=== What this task involves ===
Look through the lines below, find those with the word "mention", and copy them.

=== Data shown ===
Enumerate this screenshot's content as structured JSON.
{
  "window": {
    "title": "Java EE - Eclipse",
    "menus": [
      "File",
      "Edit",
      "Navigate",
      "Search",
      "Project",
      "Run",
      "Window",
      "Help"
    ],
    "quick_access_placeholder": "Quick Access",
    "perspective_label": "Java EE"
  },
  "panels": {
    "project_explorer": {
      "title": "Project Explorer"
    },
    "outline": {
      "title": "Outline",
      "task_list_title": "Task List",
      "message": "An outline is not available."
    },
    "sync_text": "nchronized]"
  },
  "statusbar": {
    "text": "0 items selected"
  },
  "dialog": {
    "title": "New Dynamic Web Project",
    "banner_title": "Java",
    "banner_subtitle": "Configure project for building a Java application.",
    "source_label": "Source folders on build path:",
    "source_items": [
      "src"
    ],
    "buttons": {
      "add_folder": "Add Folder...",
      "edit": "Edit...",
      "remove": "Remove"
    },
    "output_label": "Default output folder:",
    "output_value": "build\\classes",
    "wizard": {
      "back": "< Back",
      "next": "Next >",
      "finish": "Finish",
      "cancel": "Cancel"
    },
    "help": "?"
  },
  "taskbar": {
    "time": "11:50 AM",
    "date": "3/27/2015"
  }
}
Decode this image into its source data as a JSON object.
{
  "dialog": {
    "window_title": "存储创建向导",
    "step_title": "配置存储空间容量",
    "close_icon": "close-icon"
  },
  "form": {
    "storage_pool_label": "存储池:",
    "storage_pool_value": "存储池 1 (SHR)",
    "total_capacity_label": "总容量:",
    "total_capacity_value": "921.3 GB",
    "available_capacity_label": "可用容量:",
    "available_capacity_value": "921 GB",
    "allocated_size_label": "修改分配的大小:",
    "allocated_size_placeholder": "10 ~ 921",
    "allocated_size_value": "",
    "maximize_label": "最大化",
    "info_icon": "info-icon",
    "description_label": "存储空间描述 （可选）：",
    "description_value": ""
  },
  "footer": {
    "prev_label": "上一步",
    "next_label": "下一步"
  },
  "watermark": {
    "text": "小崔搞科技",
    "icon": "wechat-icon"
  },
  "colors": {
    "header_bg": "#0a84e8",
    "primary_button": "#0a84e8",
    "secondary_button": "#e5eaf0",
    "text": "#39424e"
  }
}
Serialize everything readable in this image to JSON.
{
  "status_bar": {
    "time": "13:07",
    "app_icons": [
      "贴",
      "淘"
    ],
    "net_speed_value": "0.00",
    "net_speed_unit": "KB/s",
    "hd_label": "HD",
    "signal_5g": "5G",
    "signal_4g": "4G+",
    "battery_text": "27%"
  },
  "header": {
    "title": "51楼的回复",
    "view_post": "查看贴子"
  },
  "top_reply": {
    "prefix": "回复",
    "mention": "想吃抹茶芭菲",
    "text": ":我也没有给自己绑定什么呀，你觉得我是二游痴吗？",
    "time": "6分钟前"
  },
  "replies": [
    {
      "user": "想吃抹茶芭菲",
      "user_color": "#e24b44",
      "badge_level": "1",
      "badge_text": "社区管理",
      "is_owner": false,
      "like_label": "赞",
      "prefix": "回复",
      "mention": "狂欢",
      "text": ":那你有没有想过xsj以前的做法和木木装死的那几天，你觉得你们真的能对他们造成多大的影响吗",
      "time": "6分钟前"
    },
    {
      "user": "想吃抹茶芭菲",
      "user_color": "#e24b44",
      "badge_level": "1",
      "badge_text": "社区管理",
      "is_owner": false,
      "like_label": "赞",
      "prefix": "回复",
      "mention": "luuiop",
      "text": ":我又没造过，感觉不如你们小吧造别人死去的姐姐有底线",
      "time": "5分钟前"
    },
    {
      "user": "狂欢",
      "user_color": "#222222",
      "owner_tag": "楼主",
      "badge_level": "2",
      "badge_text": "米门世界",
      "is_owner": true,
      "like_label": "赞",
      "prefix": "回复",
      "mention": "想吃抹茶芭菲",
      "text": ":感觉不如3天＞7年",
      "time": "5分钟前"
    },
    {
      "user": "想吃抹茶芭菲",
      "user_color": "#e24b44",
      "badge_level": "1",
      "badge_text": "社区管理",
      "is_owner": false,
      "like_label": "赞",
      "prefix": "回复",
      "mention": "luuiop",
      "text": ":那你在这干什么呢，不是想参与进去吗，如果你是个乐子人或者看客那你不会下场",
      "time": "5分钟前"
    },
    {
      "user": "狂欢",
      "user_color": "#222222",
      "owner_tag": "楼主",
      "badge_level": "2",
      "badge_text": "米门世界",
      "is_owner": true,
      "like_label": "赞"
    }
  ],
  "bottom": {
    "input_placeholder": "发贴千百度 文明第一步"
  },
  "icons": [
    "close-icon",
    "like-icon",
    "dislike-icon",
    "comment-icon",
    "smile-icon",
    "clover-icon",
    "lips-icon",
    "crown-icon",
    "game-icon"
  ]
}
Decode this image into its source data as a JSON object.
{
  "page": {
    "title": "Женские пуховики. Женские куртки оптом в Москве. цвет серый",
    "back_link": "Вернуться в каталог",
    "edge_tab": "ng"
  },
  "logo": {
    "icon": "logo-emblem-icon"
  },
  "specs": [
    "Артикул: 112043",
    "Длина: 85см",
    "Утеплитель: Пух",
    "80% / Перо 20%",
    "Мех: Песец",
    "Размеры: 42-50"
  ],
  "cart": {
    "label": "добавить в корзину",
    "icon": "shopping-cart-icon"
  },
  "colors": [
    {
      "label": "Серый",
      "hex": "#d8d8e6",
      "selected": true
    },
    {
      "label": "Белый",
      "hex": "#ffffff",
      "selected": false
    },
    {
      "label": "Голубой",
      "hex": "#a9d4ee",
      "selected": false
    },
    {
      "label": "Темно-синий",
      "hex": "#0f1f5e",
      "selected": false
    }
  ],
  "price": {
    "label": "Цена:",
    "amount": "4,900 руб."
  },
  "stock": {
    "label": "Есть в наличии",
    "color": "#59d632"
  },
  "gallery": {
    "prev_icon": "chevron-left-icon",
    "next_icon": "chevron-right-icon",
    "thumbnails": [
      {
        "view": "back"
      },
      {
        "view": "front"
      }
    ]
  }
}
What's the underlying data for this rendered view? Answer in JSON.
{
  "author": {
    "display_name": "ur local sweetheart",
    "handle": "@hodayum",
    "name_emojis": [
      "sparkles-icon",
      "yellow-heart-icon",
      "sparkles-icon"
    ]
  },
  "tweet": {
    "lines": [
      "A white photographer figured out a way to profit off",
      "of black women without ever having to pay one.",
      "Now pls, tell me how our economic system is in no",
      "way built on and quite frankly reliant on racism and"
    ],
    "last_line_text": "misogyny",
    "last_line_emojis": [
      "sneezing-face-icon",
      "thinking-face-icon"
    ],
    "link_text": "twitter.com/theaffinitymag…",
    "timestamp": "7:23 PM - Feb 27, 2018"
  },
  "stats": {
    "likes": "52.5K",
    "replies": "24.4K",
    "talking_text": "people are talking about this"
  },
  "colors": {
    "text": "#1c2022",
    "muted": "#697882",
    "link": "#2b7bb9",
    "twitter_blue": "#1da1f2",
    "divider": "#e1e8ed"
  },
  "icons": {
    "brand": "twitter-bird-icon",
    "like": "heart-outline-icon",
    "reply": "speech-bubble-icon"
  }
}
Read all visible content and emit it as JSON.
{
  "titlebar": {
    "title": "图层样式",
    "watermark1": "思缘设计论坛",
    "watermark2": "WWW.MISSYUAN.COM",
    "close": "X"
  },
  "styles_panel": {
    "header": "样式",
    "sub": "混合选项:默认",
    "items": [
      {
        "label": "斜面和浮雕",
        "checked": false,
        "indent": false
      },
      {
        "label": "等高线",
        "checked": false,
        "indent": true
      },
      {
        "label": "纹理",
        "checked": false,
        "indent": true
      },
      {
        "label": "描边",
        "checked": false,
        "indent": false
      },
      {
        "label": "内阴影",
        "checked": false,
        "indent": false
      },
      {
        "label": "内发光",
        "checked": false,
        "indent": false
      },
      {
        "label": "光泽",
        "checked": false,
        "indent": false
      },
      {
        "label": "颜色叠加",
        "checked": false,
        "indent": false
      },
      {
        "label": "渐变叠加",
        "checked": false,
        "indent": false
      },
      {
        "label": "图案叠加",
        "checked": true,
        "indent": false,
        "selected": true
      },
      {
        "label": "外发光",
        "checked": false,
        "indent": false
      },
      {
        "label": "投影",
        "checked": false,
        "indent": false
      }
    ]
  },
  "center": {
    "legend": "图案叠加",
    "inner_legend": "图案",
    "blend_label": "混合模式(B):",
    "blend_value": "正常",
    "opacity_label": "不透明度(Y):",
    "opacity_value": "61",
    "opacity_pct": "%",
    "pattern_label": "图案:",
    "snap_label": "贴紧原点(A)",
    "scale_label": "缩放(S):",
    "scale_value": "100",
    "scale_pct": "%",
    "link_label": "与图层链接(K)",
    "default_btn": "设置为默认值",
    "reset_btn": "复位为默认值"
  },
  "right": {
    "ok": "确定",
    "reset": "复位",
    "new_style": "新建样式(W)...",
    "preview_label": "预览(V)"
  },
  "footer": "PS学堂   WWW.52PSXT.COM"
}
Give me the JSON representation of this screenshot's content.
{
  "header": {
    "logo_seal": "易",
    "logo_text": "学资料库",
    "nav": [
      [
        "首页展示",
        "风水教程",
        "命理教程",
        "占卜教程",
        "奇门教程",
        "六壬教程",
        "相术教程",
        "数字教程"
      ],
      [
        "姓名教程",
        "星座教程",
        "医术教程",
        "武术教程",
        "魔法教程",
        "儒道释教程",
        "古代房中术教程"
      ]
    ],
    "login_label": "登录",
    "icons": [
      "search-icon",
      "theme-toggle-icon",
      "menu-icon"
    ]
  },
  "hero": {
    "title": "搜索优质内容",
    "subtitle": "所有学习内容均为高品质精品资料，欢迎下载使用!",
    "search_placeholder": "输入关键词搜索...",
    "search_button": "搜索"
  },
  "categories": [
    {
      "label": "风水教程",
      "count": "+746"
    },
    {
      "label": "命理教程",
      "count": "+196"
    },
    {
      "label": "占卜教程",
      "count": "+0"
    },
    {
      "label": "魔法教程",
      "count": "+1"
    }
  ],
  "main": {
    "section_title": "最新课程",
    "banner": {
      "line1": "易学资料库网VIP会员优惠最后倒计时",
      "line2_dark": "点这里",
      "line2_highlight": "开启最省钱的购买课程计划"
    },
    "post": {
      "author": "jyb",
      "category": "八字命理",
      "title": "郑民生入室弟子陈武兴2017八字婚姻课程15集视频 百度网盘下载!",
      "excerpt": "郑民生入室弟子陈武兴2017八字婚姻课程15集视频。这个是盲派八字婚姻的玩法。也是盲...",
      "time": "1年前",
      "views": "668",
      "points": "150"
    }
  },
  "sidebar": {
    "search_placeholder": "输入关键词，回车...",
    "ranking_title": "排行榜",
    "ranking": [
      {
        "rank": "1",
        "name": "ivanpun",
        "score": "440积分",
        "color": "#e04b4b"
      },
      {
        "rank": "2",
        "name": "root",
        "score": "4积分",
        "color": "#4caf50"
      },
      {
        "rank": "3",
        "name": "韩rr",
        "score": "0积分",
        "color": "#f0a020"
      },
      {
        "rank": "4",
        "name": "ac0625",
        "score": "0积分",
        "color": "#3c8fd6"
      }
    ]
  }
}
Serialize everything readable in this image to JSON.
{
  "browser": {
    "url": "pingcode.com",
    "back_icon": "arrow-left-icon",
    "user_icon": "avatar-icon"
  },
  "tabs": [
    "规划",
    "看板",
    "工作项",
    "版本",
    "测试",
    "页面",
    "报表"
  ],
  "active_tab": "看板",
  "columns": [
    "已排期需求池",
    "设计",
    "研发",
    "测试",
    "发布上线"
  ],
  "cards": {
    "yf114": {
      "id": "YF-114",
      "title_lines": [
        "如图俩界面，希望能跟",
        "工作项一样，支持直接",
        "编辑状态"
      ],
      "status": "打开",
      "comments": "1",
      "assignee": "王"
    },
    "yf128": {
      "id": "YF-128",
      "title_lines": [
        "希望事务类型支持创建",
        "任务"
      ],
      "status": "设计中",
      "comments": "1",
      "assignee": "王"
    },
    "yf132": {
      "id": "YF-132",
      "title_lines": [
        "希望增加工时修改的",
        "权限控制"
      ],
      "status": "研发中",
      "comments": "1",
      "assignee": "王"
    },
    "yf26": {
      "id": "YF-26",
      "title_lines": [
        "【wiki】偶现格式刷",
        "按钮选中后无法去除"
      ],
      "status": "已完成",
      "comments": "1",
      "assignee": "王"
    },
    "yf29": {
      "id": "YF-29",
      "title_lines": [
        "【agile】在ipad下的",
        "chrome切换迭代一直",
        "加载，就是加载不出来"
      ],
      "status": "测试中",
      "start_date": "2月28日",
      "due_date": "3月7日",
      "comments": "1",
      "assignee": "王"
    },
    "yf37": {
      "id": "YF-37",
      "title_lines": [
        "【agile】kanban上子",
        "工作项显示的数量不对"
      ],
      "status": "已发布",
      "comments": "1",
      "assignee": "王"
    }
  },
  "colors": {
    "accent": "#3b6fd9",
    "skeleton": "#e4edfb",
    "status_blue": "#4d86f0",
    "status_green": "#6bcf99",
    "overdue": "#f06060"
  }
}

=== Solved exercise ===
    "mention": "想吃抹茶芭菲",
      "mention": "狂欢",
      "mention": "luuiop",
      "mention": "想吃抹茶芭菲",
      "mention": "luuiop",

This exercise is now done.